Keep it real


The message is – marketers should get hip, get wise, get wired and connect with their audiences. Stop the guff, keep it real, keep it real. Want a referral for Internet talent to keep it real? Talk to us.

Take the crowd I expect are the biggest users of YouTube and online video – people under 30 years of age. Since the 1950s we’ve seen time and again how much profit is made by training younger generations to be consumers, and to remain hooked as they mature.

When the teenager was invented in the 1950s the term was hyphenated (“teen-ager”) due to its recent coinage. They consumed music, lots of it. They still consume music, but now they call it music video. And they’ve taken video online and mobile, with devices such as the illustrated gizmos 1 and 2 released in the United States. Their children are a video and digital device generation, using both younger than ever.

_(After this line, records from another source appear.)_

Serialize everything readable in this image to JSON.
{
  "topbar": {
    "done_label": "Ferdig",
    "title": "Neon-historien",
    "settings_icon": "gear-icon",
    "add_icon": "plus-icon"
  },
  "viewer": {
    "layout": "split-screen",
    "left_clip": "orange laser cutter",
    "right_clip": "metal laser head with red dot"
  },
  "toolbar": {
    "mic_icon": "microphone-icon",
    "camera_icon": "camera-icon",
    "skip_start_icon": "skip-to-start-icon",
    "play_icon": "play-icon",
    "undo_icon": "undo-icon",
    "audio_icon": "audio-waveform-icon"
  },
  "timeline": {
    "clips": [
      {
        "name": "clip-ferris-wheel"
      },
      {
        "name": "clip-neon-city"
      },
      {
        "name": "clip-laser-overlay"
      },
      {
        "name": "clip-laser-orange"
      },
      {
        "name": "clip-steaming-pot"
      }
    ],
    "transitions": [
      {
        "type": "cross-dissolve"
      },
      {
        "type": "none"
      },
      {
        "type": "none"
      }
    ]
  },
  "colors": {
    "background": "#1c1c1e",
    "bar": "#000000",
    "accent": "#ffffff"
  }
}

Even with not so original or engaging content, marketers have the chance, while Internet video advertising is young, to cut through rising levels of advertising noise and reach customers addicted to their screens – anywhere, anytime, any screen.

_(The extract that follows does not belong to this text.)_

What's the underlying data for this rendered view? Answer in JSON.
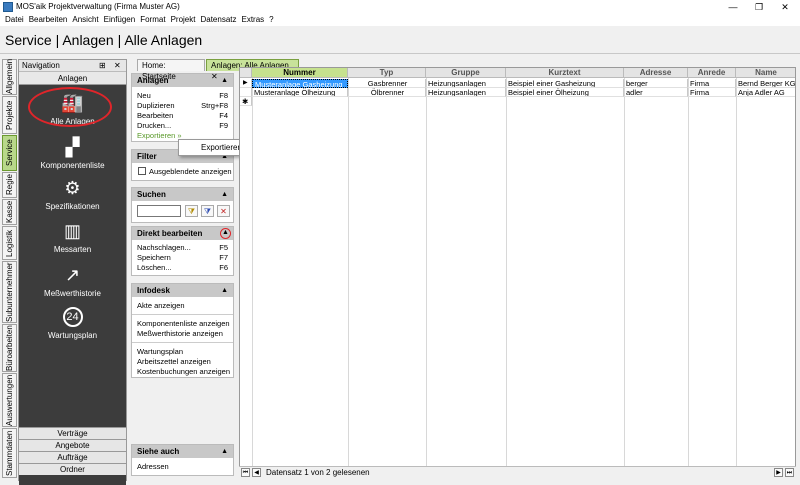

But why waste the real opportunity? It’s time to use real talent, and cut some slack for creative digirati spirits.

Two additional lessons are evident from the history of media in the last century.

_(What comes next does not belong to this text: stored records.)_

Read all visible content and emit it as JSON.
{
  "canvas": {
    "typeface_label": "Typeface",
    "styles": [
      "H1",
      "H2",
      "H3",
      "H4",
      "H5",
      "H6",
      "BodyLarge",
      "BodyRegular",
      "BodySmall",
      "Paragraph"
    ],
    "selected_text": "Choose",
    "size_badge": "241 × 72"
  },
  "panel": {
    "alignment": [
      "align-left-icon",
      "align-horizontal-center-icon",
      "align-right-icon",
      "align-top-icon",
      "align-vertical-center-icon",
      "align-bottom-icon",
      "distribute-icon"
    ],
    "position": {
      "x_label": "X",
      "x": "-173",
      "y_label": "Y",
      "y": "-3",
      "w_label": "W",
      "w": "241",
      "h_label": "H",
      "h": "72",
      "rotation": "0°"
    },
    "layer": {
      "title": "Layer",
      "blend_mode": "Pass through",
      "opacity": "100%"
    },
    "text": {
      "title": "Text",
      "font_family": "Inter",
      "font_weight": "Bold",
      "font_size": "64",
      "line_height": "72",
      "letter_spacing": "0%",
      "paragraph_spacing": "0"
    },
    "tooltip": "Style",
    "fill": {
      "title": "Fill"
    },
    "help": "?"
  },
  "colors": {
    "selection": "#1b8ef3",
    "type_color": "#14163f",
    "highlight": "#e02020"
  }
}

First, outmoded styles of expression will die, just like vaudeville, silent movies, concept albums, multimedia on CD-ROMs, and plain text e-newsletters. That’s why re-purposed or adapted TV commercials are such a bore online.

It’s time for wired marketers to hire really creative video, image, graphic design, multimedia and software talent. Talk to us, we know quite a few or we know clients or contacts who’ll find them for you.

Fragmentation and disintermediation, not displacement

Second, there will be market fragmentation (ie media and advertising market segmentation). Media fragments, old media is not just simply displaced by new media. This adds complexity to content and marketing plans.

"h20audio_ipod_case"Fragmentation and disintermediation are part of the same phenomenon. Fragmentation will increase, as will its complexity. There’s evidence of this even within the Web 2.0 online services market.

The Web 2.0 niche software services and social networking market of two years ago is centre stage, now ever-expanding, and at the same time cannibalising and reinventing itself. Sounds contradictory? Well, it’s not. It’s fragmentation and disintermediation at work.

If you need more detailed explanations on how to make video and the Internet work for you, hire people who will both explain the developments, and help you play the field. See also the further viewing and reading list at the end of this post.

While there is opportunity, a role for talent and a need for creativity, you won’t get far if you do not plan to defend your space against:

  • the advertising explosion;
  • market fragmentation and disintermediation;
  • proliferation in new product launches, new brands, new channels, new touch points etc.

Where is law in all this? While it will play catch up, as discussed in our last post (Internet video advertising statistics and law) there’s no legal revolution out there. However, laws relevant to use of the Internet are evolving at an astonishing pace (just look at what Google is doing to copyright laws worldwide) so there’s no substitute for remaining alert and ensuring legal compliance.

Internet video – and related empowering information, technology and communications facilities and devices – can help a company’s product rocket to the top, and dive just as fast, in the event of online illegality.

Follow the 80/20 rule – secure talent and focus on the big creative, market and technology story 20%. They will create tomorrow.

Photo credit: Gizmo 1: Sony Ericsson w880i Mobile Phone. Gizmo 2: h20audio – waterproof iPod case. Both from Wired magazine’s Gear Gallery slide show, 7 March 2007.

Noric Dilanchian is a former president of AIMIA and helped it in the mid-1990s to become Australia’s national industry association for e-commerce, internet, and interactive media developers.

Noric Dilanchian